◆ **Stored records**:

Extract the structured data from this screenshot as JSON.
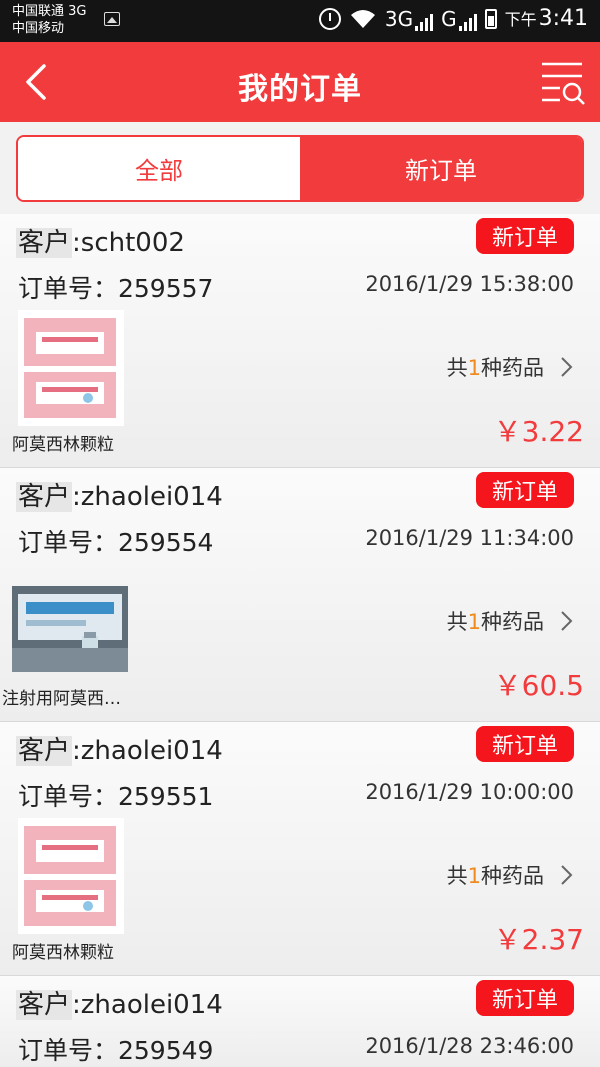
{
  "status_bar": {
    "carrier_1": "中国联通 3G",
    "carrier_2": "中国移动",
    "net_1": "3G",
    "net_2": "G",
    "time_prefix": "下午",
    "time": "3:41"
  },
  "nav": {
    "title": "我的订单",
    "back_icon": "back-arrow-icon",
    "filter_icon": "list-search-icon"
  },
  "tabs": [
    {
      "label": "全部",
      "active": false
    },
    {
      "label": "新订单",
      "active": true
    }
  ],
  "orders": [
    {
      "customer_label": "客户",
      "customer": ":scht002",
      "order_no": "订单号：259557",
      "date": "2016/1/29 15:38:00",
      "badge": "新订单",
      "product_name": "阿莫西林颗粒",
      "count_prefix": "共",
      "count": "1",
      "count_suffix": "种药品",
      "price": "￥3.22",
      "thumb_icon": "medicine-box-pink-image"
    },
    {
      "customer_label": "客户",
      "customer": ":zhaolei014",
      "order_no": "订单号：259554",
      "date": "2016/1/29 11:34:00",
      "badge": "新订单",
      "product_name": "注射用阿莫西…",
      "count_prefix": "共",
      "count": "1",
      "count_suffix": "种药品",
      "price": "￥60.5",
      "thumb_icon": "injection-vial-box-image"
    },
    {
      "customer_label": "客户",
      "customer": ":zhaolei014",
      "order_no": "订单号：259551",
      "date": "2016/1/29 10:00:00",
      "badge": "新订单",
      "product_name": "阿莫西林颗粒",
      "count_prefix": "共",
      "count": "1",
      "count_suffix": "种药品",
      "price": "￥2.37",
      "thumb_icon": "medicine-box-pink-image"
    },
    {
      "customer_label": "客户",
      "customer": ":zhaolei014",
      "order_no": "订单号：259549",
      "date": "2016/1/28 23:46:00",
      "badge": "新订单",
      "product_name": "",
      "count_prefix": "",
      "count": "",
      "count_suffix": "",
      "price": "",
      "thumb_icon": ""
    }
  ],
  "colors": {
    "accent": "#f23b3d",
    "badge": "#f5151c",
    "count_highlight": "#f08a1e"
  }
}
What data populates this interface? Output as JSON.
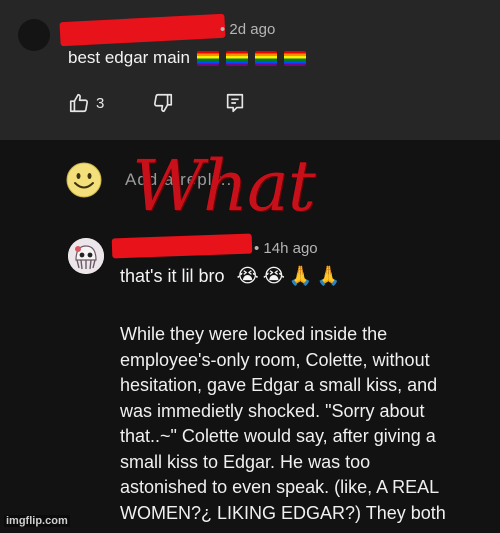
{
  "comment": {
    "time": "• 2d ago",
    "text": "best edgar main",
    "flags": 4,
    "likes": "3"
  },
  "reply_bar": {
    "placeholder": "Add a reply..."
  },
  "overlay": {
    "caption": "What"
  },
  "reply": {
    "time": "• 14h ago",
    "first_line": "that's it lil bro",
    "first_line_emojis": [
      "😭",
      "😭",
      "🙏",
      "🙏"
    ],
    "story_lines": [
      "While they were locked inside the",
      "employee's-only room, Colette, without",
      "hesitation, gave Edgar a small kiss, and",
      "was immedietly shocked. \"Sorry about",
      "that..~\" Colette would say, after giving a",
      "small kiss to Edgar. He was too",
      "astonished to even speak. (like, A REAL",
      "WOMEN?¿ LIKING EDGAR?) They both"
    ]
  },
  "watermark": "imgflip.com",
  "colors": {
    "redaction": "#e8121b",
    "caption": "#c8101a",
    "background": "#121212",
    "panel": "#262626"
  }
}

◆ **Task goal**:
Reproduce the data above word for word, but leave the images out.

◆ **Result of the task**:
Extract the structured data from this screenshot as JSON.
{
  "status_bar": {
    "carrier_1": "中国联通 3G",
    "carrier_2": "中国移动",
    "net_1": "3G",
    "net_2": "G",
    "time_prefix": "下午",
    "time": "3:41"
  },
  "nav": {
    "title": "我的订单",
    "back_icon": "back-arrow-icon",
    "filter_icon": "list-search-icon"
  },
  "tabs": [
    {
      "label": "全部",
      "active": false
    },
    {
      "label": "新订单",
      "active": true
    }
  ],
  "orders": [
    {
      "customer_label": "客户",
      "customer": ":scht002",
      "order_no": "订单号：259557",
      "date": "2016/1/29 15:38:00",
      "badge": "新订单",
      "product_name": "阿莫西林颗粒",
      "count_prefix": "共",
      "count": "1",
      "count_suffix": "种药品",
      "price": "￥3.22",
      "thumb_icon": "medicine-box-pink-image"
    },
    {
      "customer_label": "客户",
      "customer": ":zhaolei014",
      "order_no": "订单号：259554",
      "date": "2016/1/29 11:34:00",
      "badge": "新订单",
      "product_name": "注射用阿莫西…",
      "count_prefix": "共",
      "count": "1",
      "count_suffix": "种药品",
      "price": "￥60.5",
      "thumb_icon": "injection-vial-box-image"
    },
    {
      "customer_label": "客户",
      "customer": ":zhaolei014",
      "order_no": "订单号：259551",
      "date": "2016/1/29 10:00:00",
      "badge": "新订单",
      "product_name": "阿莫西林颗粒",
      "count_prefix": "共",
      "count": "1",
      "count_suffix": "种药品",
      "price": "￥2.37",
      "thumb_icon": "medicine-box-pink-image"
    },
    {
      "customer_label": "客户",
      "customer": ":zhaolei014",
      "order_no": "订单号：259549",
      "date": "2016/1/28 23:46:00",
      "badge": "新订单",
      "product_name": "",
      "count_prefix": "",
      "count": "",
      "count_suffix": "",
      "price": "",
      "thumb_icon": ""
    }
  ],
  "colors": {
    "accent": "#f23b3d",
    "badge": "#f5151c",
    "count_highlight": "#f08a1e"
  }
}
What data populates this interface? Output as JSON.
{
  "comment": {
    "time": "• 2d ago",
    "text": "best edgar main",
    "flags": 4,
    "likes": "3"
  },
  "reply_bar": {
    "placeholder": "Add a reply..."
  },
  "overlay": {
    "caption": "What"
  },
  "reply": {
    "time": "• 14h ago",
    "first_line": "that's it lil bro",
    "first_line_emojis": [
      "😭",
      "😭",
      "🙏",
      "🙏"
    ],
    "story_lines": [
      "While they were locked inside the",
      "employee's-only room, Colette, without",
      "hesitation, gave Edgar a small kiss, and",
      "was immedietly shocked. \"Sorry about",
      "that..~\" Colette would say, after giving a",
      "small kiss to Edgar. He was too",
      "astonished to even speak. (like, A REAL",
      "WOMEN?¿ LIKING EDGAR?) They both"
    ]
  },
  "watermark": "imgflip.com",
  "colors": {
    "redaction": "#e8121b",
    "caption": "#c8101a",
    "background": "#121212",
    "panel": "#262626"
  }
}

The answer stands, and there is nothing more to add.